» **Stored dataset items**
+-------+

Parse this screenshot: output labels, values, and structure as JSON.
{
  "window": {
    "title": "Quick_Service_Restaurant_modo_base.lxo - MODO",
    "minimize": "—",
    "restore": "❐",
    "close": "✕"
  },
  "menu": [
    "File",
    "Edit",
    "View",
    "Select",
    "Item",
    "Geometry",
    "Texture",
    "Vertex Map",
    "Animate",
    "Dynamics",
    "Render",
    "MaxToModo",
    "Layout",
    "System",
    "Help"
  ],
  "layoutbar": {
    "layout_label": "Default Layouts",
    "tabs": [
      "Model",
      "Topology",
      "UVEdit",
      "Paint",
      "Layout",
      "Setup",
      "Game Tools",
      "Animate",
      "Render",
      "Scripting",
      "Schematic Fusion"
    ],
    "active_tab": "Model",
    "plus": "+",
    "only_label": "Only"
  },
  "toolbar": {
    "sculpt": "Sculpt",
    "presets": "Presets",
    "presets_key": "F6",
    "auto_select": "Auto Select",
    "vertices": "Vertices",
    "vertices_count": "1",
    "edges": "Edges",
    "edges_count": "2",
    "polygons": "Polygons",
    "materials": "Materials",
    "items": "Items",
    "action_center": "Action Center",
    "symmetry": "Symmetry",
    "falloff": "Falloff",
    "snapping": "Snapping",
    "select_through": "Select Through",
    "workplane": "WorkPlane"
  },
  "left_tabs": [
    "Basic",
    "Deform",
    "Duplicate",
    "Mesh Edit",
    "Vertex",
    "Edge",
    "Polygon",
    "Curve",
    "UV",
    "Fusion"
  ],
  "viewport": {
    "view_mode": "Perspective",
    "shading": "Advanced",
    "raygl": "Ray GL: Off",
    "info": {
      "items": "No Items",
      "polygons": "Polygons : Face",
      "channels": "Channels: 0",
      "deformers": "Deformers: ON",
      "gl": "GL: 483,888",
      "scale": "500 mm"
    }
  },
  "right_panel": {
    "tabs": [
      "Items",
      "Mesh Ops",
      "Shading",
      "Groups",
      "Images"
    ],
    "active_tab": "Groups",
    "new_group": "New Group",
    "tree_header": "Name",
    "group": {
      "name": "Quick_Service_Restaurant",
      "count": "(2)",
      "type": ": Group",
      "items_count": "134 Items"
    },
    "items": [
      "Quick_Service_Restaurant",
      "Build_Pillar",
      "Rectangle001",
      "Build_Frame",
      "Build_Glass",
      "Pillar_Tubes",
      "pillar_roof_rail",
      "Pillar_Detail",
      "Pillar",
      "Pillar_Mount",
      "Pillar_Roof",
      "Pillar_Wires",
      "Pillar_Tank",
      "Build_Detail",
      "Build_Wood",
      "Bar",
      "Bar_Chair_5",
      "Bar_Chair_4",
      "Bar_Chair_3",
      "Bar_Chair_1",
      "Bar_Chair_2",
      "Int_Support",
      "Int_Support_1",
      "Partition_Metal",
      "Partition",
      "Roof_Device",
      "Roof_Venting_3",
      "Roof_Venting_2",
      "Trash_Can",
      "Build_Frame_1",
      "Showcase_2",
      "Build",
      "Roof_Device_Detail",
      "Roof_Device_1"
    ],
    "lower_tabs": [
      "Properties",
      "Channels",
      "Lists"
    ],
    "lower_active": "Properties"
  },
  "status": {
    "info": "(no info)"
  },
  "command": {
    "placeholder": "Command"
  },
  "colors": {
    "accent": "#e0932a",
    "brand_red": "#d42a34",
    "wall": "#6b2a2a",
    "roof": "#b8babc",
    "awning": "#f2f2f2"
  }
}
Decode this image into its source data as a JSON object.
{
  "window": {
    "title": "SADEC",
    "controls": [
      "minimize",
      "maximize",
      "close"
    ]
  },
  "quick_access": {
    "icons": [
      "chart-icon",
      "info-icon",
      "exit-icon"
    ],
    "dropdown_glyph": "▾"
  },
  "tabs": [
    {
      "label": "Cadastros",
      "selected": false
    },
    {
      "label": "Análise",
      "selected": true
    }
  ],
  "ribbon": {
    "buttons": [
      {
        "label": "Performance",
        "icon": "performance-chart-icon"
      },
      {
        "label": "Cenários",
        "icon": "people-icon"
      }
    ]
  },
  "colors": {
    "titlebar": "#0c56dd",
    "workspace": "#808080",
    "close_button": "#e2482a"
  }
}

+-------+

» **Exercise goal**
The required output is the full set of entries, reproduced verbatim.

» **Exercise result**
Parse this screenshot: output labels, values, and structure as JSON.
{
  "window": {
    "title": "Quick_Service_Restaurant_modo_base.lxo - MODO",
    "minimize": "—",
    "restore": "❐",
    "close": "✕"
  },
  "menu": [
    "File",
    "Edit",
    "View",
    "Select",
    "Item",
    "Geometry",
    "Texture",
    "Vertex Map",
    "Animate",
    "Dynamics",
    "Render",
    "MaxToModo",
    "Layout",
    "System",
    "Help"
  ],
  "layoutbar": {
    "layout_label": "Default Layouts",
    "tabs": [
      "Model",
      "Topology",
      "UVEdit",
      "Paint",
      "Layout",
      "Setup",
      "Game Tools",
      "Animate",
      "Render",
      "Scripting",
      "Schematic Fusion"
    ],
    "active_tab": "Model",
    "plus": "+",
    "only_label": "Only"
  },
  "toolbar": {
    "sculpt": "Sculpt",
    "presets": "Presets",
    "presets_key": "F6",
    "auto_select": "Auto Select",
    "vertices": "Vertices",
    "vertices_count": "1",
    "edges": "Edges",
    "edges_count": "2",
    "polygons": "Polygons",
    "materials": "Materials",
    "items": "Items",
    "action_center": "Action Center",
    "symmetry": "Symmetry",
    "falloff": "Falloff",
    "snapping": "Snapping",
    "select_through": "Select Through",
    "workplane": "WorkPlane"
  },
  "left_tabs": [
    "Basic",
    "Deform",
    "Duplicate",
    "Mesh Edit",
    "Vertex",
    "Edge",
    "Polygon",
    "Curve",
    "UV",
    "Fusion"
  ],
  "viewport": {
    "view_mode": "Perspective",
    "shading": "Advanced",
    "raygl": "Ray GL: Off",
    "info": {
      "items": "No Items",
      "polygons": "Polygons : Face",
      "channels": "Channels: 0",
      "deformers": "Deformers: ON",
      "gl": "GL: 483,888",
      "scale": "500 mm"
    }
  },
  "right_panel": {
    "tabs": [
      "Items",
      "Mesh Ops",
      "Shading",
      "Groups",
      "Images"
    ],
    "active_tab": "Groups",
    "new_group": "New Group",
    "tree_header": "Name",
    "group": {
      "name": "Quick_Service_Restaurant",
      "count": "(2)",
      "type": ": Group",
      "items_count": "134 Items"
    },
    "items": [
      "Quick_Service_Restaurant",
      "Build_Pillar",
      "Rectangle001",
      "Build_Frame",
      "Build_Glass",
      "Pillar_Tubes",
      "pillar_roof_rail",
      "Pillar_Detail",
      "Pillar",
      "Pillar_Mount",
      "Pillar_Roof",
      "Pillar_Wires",
      "Pillar_Tank",
      "Build_Detail",
      "Build_Wood",
      "Bar",
      "Bar_Chair_5",
      "Bar_Chair_4",
      "Bar_Chair_3",
      "Bar_Chair_1",
      "Bar_Chair_2",
      "Int_Support",
      "Int_Support_1",
      "Partition_Metal",
      "Partition",
      "Roof_Device",
      "Roof_Venting_3",
      "Roof_Venting_2",
      "Trash_Can",
      "Build_Frame_1",
      "Showcase_2",
      "Build",
      "Roof_Device_Detail",
      "Roof_Device_1"
    ],
    "lower_tabs": [
      "Properties",
      "Channels",
      "Lists"
    ],
    "lower_active": "Properties"
  },
  "status": {
    "info": "(no info)"
  },
  "command": {
    "placeholder": "Command"
  },
  "colors": {
    "accent": "#e0932a",
    "brand_red": "#d42a34",
    "wall": "#6b2a2a",
    "roof": "#b8babc",
    "awning": "#f2f2f2"
  }
}
Decode this image into its source data as a JSON object.
{
  "window": {
    "title": "SADEC",
    "controls": [
      "minimize",
      "maximize",
      "close"
    ]
  },
  "quick_access": {
    "icons": [
      "chart-icon",
      "info-icon",
      "exit-icon"
    ],
    "dropdown_glyph": "▾"
  },
  "tabs": [
    {
      "label": "Cadastros",
      "selected": false
    },
    {
      "label": "Análise",
      "selected": true
    }
  ],
  "ribbon": {
    "buttons": [
      {
        "label": "Performance",
        "icon": "performance-chart-icon"
      },
      {
        "label": "Cenários",
        "icon": "people-icon"
      }
    ]
  },
  "colors": {
    "titlebar": "#0c56dd",
    "workspace": "#808080",
    "close_button": "#e2482a"
  }
}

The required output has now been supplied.